So, the paper's story the previous day was nonsense. It was a lame attempt by someone to make a shroud-waving story out of nothing. They knew that Guardianistas would be horrified to think of the Burmese service being cut by the nasty Tories, so they built a story out of a quote from a "diplomatic source" - probably quite a junior FCO staffer who wanted to grind a personal axe and bad-mouth both the current government and the BBC. (Some FCO staff - not the whole organization - dislike the World Service simply because it's "not invented here" and resent the money spent on it from the FCO's budget.)

The Guardian and the "source" knew that the line about "The 'human rights' argument doesn't hold much sway with the new Foreign Office" would be another easy button to push to outrage the Guardianistas. But, for all I know, William Hague has done more for human rights in Burma than Robin Cook, Jack Straw, Margaret Beckett or David Miliband.

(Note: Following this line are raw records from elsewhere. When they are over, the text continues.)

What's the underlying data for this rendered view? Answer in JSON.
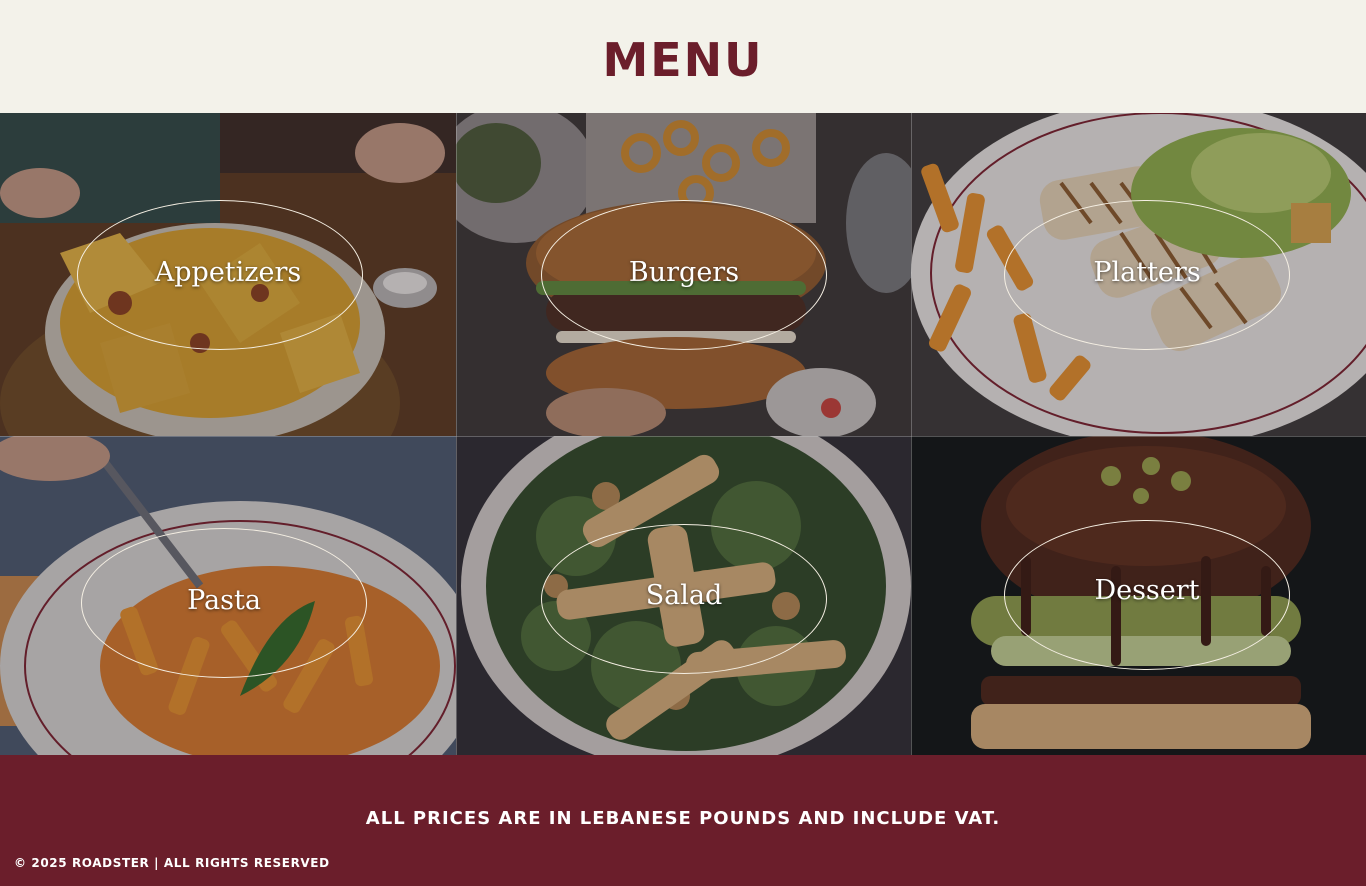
{
  "header": {
    "title": "MENU"
  },
  "menu": {
    "categories": [
      {
        "label": "Appetizers"
      },
      {
        "label": "Burgers"
      },
      {
        "label": "Platters"
      },
      {
        "label": "Pasta"
      },
      {
        "label": "Salad"
      },
      {
        "label": "Dessert"
      }
    ]
  },
  "footer": {
    "vat_note": "ALL PRICES ARE IN LEBANESE POUNDS AND INCLUDE VAT.",
    "copyright": "© 2025 ROADSTER | ALL RIGHTS RESERVED"
  },
  "colors": {
    "brand": "#6b1e2b",
    "background": "#f3f2ea",
    "label": "#ffffff"
  }
}
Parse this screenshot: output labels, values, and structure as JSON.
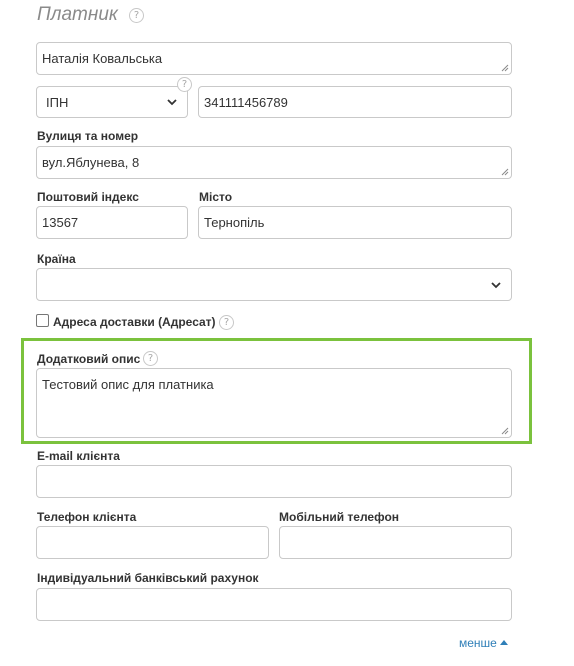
{
  "section": {
    "title": "Платник",
    "help_glyph": "?"
  },
  "payer": {
    "name_value": "Наталія Ковальська",
    "id_type_selected": "ІПН",
    "id_value": "341111456789",
    "street_label": "Вулиця та номер",
    "street_value": "вул.Яблунева, 8",
    "postal_label": "Поштовий індекс",
    "postal_value": "13567",
    "city_label": "Місто",
    "city_value": "Тернопіль",
    "country_label": "Країна",
    "country_value": "",
    "delivery_address_label": "Адреса доставки (Адресат)",
    "delivery_address_checked": false,
    "extra_desc_label": "Додатковий опис",
    "extra_desc_value": "Тестовий опис для платника",
    "email_label": "E-mail клієнта",
    "email_value": "",
    "phone_label": "Телефон клієнта",
    "phone_value": "",
    "mobile_label": "Мобільний телефон",
    "mobile_value": "",
    "bank_account_label": "Індивідуальний банківський рахунок",
    "bank_account_value": ""
  },
  "footer": {
    "less_link": "менше"
  },
  "colors": {
    "highlight": "#7bc23d",
    "link": "#2f7fb8",
    "border": "#c9c9c9"
  },
  "icons": {
    "help": "question-circle-icon",
    "select": "chevron-down-icon",
    "resize": "resize-grip-icon",
    "less": "caret-up-icon"
  }
}
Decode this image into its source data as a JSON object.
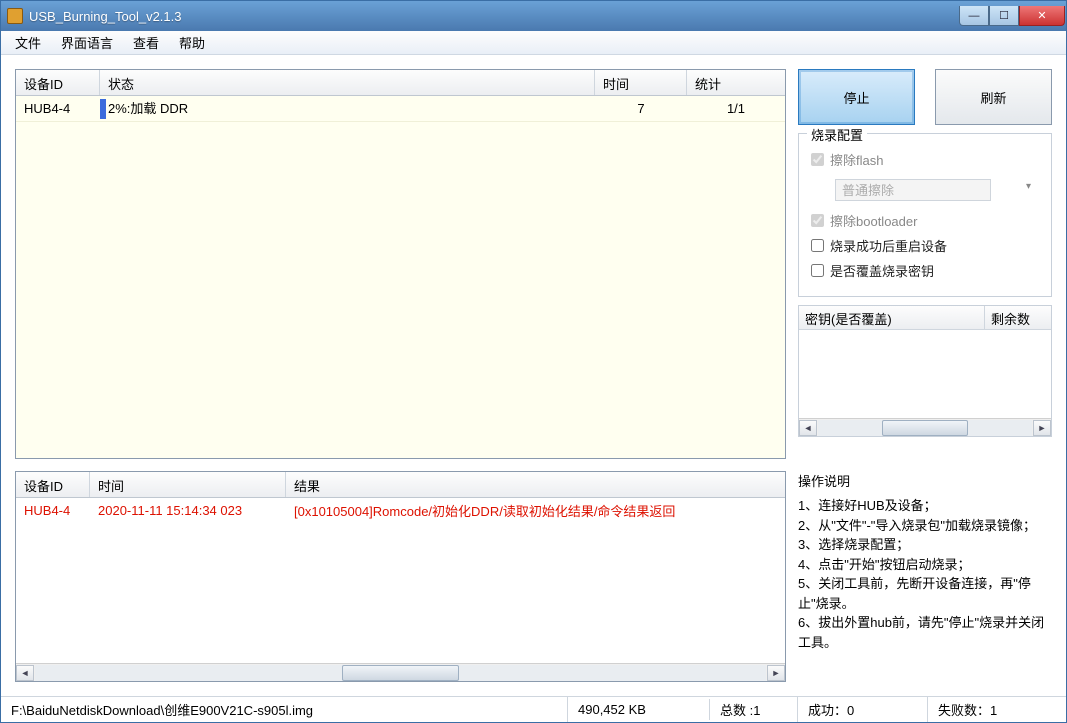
{
  "window": {
    "title": "USB_Burning_Tool_v2.1.3"
  },
  "menu": {
    "file": "文件",
    "lang": "界面语言",
    "view": "查看",
    "help": "帮助"
  },
  "devtable": {
    "headers": {
      "devid": "设备ID",
      "status": "状态",
      "time": "时间",
      "stat": "统计"
    },
    "rows": [
      {
        "devid": "HUB4-4",
        "status": "2%:加载 DDR",
        "time": "7",
        "stat": "1/1"
      }
    ]
  },
  "buttons": {
    "stop": "停止",
    "refresh": "刷新"
  },
  "burncfg": {
    "title": "烧录配置",
    "erase_flash": "擦除flash",
    "erase_mode": "普通擦除",
    "erase_bootloader": "擦除bootloader",
    "reboot_after": "烧录成功后重启设备",
    "overwrite_key": "是否覆盖烧录密钥"
  },
  "keytable": {
    "h1": "密钥(是否覆盖)",
    "h2": "剩余数"
  },
  "log": {
    "headers": {
      "devid": "设备ID",
      "time": "时间",
      "result": "结果"
    },
    "rows": [
      {
        "devid": "HUB4-4",
        "time": "2020-11-11 15:14:34 023",
        "result": "[0x10105004]Romcode/初始化DDR/读取初始化结果/命令结果返回"
      }
    ]
  },
  "instructions": {
    "title": "操作说明",
    "body": "1、连接好HUB及设备；\n2、从\"文件\"-\"导入烧录包\"加载烧录镜像；\n3、选择烧录配置；\n4、点击\"开始\"按钮启动烧录；\n5、关闭工具前，先断开设备连接，再\"停止\"烧录。\n6、拔出外置hub前，请先\"停止\"烧录并关闭工具。"
  },
  "status": {
    "path": "F:\\BaiduNetdiskDownload\\创维E900V21C-s905l.img",
    "size": "490,452 KB",
    "total_label": "总数 :",
    "total": "1",
    "succ_label": "成功：",
    "succ": "0",
    "fail_label": "失败数：",
    "fail": "1"
  }
}
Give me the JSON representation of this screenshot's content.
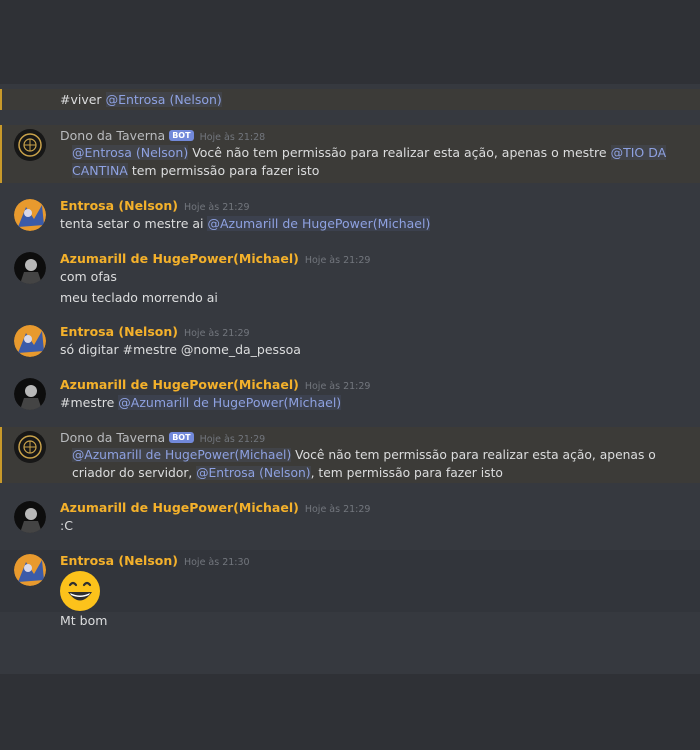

Here's the truth: speculation about which bits of the World Service will be cut are just that - speculation. We won't know for certain until after the formal announcement on 20 October of the whole government's spending review. Sure, some parts of the WS will be cut, and some parts more than others. Services, like the Burmese one, that deliver a big audience for a modest outlay, and meet an obvious need, have every chance of surviving with little or no cutback. Other areas, including some of Bush House's sacred cows, will likely get the chop.

Meanwhile, treat all Guardian stories about any public sector cuts as unreliable

Saturday, 4 September 2010

Cyril Smith

When I heard he'd died, I had that brief, disconcerting feeling you get when you learn such news of someone you hadn't thought had still been alive.

I think that's because he was a quintessentially 1970s figure (although he was an MP throughout the Thatcher years, not leaving the Commons until 1992).

He stood out as an authentic working-class Liberal.

He was also that other rare thing: a prominent politician with a Lancashire accent. Why aren't there more of them? (I mean genuine Lancastrian - not the subtly different Manchester.) The only other one I can think of was Rhodes Boyson.

Some odd conjunctions and non sequiturs in the BBC obituary:

despite being a Liberal, he... was firmly anti-establishment

while he was all for having a nuclear deterrent, he was strongly against unions having a closed-shop arrangement...

Thursday, 2 September 2010

William Hague's personal statement

I accept his statement. But I'm puzzled about why he was sharing hotel rooms (more than once) with Christopher Myers.

If someone's not a family member, and you're not planning to have sex with them, there are only two reasons to share a hotel room with them:

1. Necessity (only one room available at the inn). This sounds implausible. Someone of Hague's position has staff to plan and book his accommodation in advance, and to make alternative arrangements if need be.

2. Economy. Often a very good reason, but surely unlikely in this case. Even in the current age of austerity, we don't think it an unreasonable luxury for our politicians to have their own hotel room. And Hague is a very wealthy man - he could easily afford to pay for separate rooms for Myers and himself out of his own pocket.

Apart from propriety, there's also a very good reason for not sharing a hotel room. Even if you're used to sharing a bed (or a bedroom), you'll both almost certainly get a better night's rest on your own. Even twin beds don't eliminate snoring, talking in your sleep, tossing and turning, getting up to pee and other disturbances for the other person.

So, all rather odd.